“I have had Parkinson’s for about nine years now, but wasn’t diagnosed until about 15 months into it. I was told by my doctor that I just had a tremor. Medication is a big part of Parkinsons, taking it every four hours, four times a day which must be taken on time.

“We have a Parkinsons group in Doncaster which is held the first Monday in the month. 1.30pm until 3.30pm at Cantley Community Centre with chair based exercise at 3pm.

“Everyone is welcome and you may find it rewarding to be with other people with the same condition.”

Both are dedicated members of the Parkinson’s Group, which currently attracts around 30 members. It at one stage had 80, and the members are keen for more people with the illness to join.

Pam has been going for many years, and both feel the group has a good relationship with Parkinson’s nurses, who also come to the group meetings.

She said: “The importance of the group is that it is a support group for people who are newly diagnosed. There are people there from when it was first formed who have a lot of experience of how to cope. It is nice to be able to chat to people understand.”

Parkinsons Disease – according to the NHS:

>As the condition progresses, the symptoms of Parkinson's disease can get worse and it can become increasingly difficult to carry out everyday activities without help.

>Many people respond well to treatment and only experience mild to moderate disability, whereas the minority may not respond as well and can, in time, become more severely disabled.

>Parkinson's disease does not directly cause people to die, but the condition can place great strain on the body, and can make some people more vulnerable to serious and life-threatening infections.
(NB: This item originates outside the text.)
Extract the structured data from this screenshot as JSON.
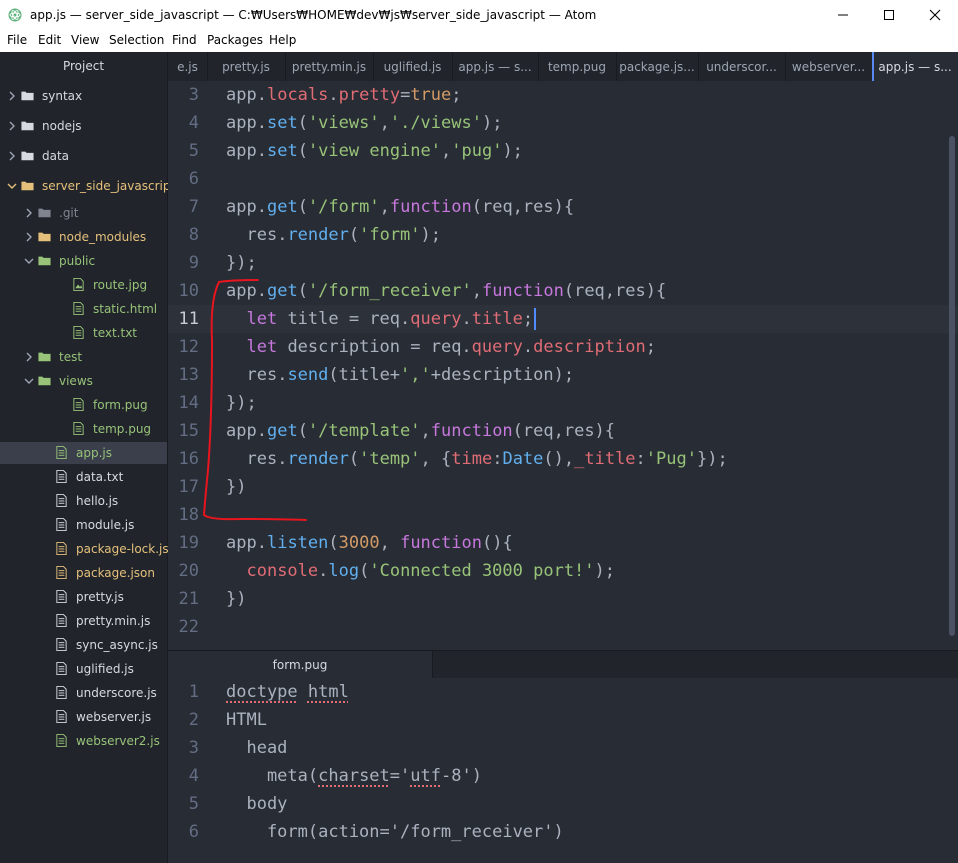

>With advances in treatment, most people with Parkinson's disease now have a normal or near-normal life expectancy.